** DATA EXTRACTS follows **
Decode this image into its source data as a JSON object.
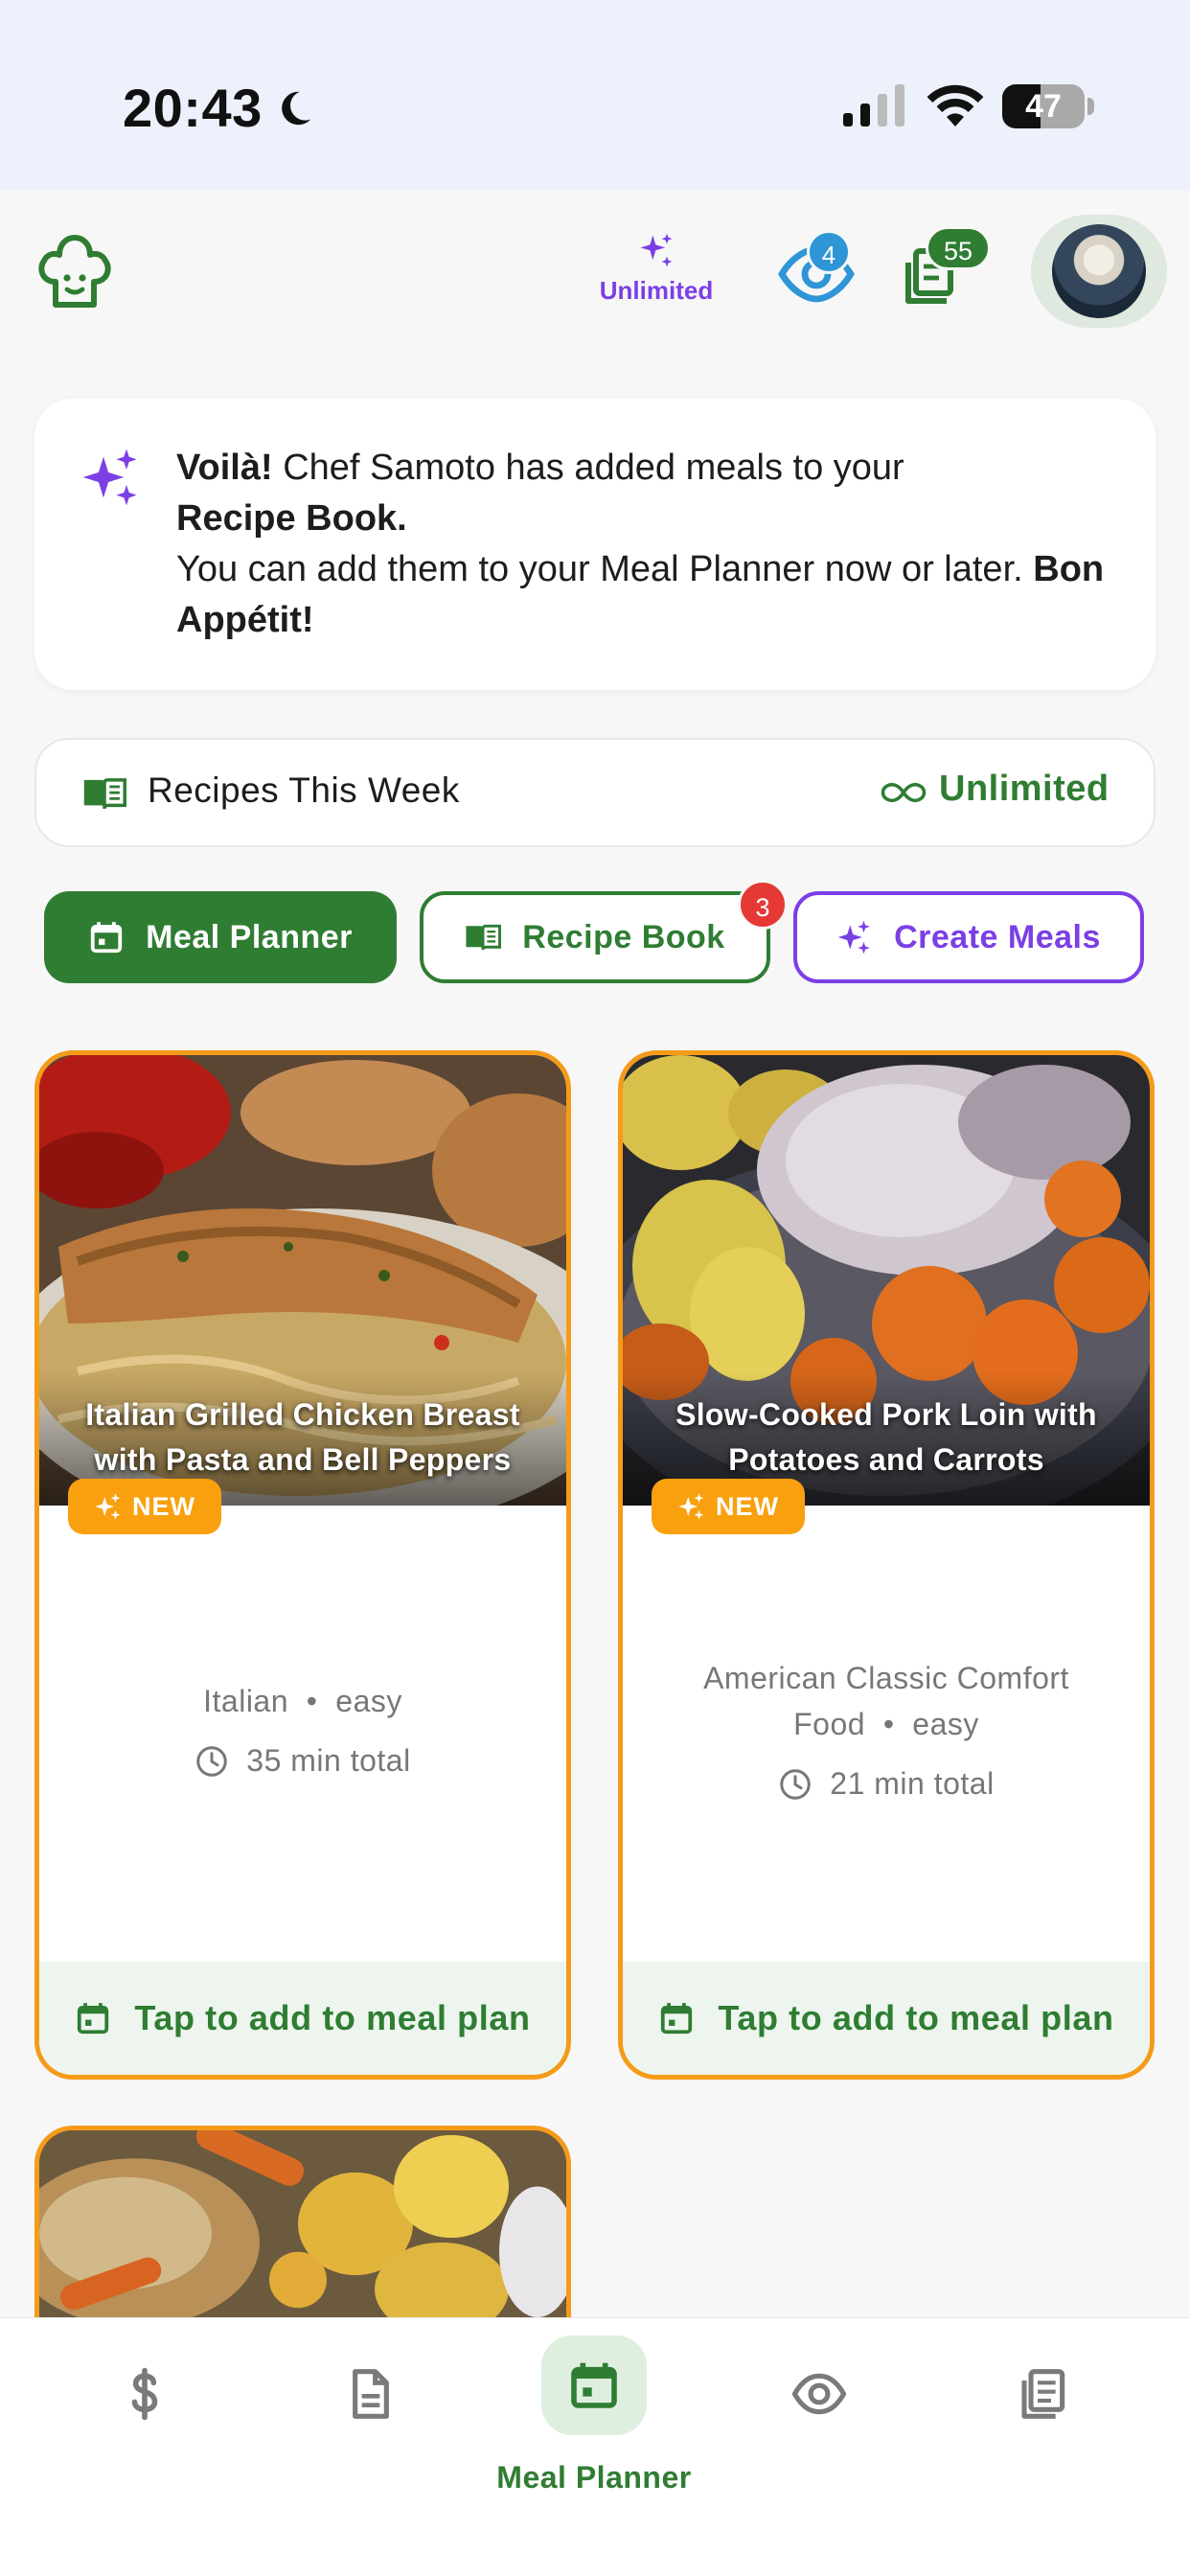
{
  "status_bar": {
    "time": "20:43",
    "battery": "47",
    "battery_level": 0.47
  },
  "top_bar": {
    "unlimited_label": "Unlimited",
    "eye_badge": "4",
    "recipes_badge": "55",
    "icons": [
      "chef-hat-icon",
      "sparkles-icon",
      "eye-icon",
      "recipe-stack-icon",
      "avatar"
    ]
  },
  "notice": {
    "bold_1": "Voilà!",
    "text_1": " Chef Samoto has added meals to your ",
    "bold_2": "Recipe Book.",
    "text_2": "You can add them to your Meal Planner now or later. ",
    "bold_3": "Bon Appétit!"
  },
  "week": {
    "label": "Recipes This Week",
    "value": "Unlimited"
  },
  "chips": {
    "meal_planner": "Meal Planner",
    "recipe_book": "Recipe Book",
    "recipe_book_badge": "3",
    "create_meals": "Create Meals"
  },
  "cards": [
    {
      "title": "Italian Grilled Chicken Breast with Pasta and Bell Peppers",
      "badge": "NEW",
      "cuisine": "Italian",
      "separator": "•",
      "difficulty": "easy",
      "time": "35 min total",
      "cta": "Tap to add to meal plan"
    },
    {
      "title": "Slow-Cooked Pork Loin with Potatoes and Carrots",
      "badge": "NEW",
      "cuisine": "American Classic Comfort Food",
      "separator": "•",
      "difficulty": "easy",
      "time": "21 min total",
      "cta": "Tap to add to meal plan"
    }
  ],
  "bottom_nav": {
    "active_label": "Meal Planner",
    "items": [
      "dollar-icon",
      "document-icon",
      "calendar-icon",
      "eye-icon",
      "recipes-icon"
    ]
  },
  "colors": {
    "primary": "#2f7d32",
    "accent": "#7b3fe4",
    "card_border": "#f59b1a",
    "badge_red": "#e53935",
    "eye_badge": "#2e95d6"
  }
}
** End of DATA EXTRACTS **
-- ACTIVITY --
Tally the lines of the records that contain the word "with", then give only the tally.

-- ANSWER BELOW --
2